§ **What is expected**: Across the records, count every line that includes "value" and give the number by itself.

-------- Dataset

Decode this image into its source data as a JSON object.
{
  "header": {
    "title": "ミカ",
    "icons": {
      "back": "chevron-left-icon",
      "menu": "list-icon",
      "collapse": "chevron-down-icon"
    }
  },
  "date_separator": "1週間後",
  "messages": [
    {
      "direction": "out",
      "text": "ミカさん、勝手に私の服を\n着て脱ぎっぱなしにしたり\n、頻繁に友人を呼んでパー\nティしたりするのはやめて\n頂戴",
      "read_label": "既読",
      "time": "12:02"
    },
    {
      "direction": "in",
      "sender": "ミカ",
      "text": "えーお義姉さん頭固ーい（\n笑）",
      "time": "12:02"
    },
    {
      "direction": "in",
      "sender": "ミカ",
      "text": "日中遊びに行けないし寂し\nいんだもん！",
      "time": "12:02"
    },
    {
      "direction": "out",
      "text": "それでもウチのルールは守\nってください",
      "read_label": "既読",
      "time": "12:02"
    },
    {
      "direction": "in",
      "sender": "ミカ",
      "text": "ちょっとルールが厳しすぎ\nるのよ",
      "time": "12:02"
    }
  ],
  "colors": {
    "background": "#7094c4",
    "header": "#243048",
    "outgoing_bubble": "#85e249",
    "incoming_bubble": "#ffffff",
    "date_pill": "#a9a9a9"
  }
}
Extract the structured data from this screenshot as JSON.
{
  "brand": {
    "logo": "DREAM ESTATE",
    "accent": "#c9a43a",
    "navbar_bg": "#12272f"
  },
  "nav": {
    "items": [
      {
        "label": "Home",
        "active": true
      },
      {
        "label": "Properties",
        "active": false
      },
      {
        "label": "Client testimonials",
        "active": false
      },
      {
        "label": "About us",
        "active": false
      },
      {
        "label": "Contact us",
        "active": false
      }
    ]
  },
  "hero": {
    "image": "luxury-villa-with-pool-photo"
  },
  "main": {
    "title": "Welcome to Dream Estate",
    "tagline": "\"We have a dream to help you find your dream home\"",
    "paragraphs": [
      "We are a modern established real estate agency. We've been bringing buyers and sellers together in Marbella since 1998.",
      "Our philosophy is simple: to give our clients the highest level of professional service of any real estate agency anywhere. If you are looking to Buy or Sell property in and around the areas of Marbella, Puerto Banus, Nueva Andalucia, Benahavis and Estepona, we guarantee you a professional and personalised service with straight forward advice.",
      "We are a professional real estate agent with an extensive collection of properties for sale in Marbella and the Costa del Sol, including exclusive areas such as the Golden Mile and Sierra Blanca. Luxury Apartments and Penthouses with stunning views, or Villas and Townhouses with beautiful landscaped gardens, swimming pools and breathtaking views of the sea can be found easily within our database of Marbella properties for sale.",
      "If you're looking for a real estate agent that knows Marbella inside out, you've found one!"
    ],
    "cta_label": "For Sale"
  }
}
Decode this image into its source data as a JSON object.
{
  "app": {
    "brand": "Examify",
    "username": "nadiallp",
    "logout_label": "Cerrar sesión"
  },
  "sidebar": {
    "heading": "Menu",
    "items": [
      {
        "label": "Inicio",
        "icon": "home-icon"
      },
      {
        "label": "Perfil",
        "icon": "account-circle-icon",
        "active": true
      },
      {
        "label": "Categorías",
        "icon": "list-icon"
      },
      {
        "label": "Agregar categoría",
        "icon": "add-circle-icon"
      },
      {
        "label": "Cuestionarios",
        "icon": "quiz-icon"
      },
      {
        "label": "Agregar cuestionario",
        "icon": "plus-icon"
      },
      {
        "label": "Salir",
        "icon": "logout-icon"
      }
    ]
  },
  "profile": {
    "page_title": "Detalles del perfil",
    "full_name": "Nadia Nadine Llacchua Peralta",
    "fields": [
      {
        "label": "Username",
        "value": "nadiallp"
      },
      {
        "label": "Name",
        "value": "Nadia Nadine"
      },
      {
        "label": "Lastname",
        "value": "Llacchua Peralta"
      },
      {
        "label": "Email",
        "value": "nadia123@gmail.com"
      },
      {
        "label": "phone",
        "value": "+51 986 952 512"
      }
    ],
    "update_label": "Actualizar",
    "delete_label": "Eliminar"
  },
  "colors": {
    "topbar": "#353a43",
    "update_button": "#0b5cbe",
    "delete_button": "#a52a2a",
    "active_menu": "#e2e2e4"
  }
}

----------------

§ **Result below**: 5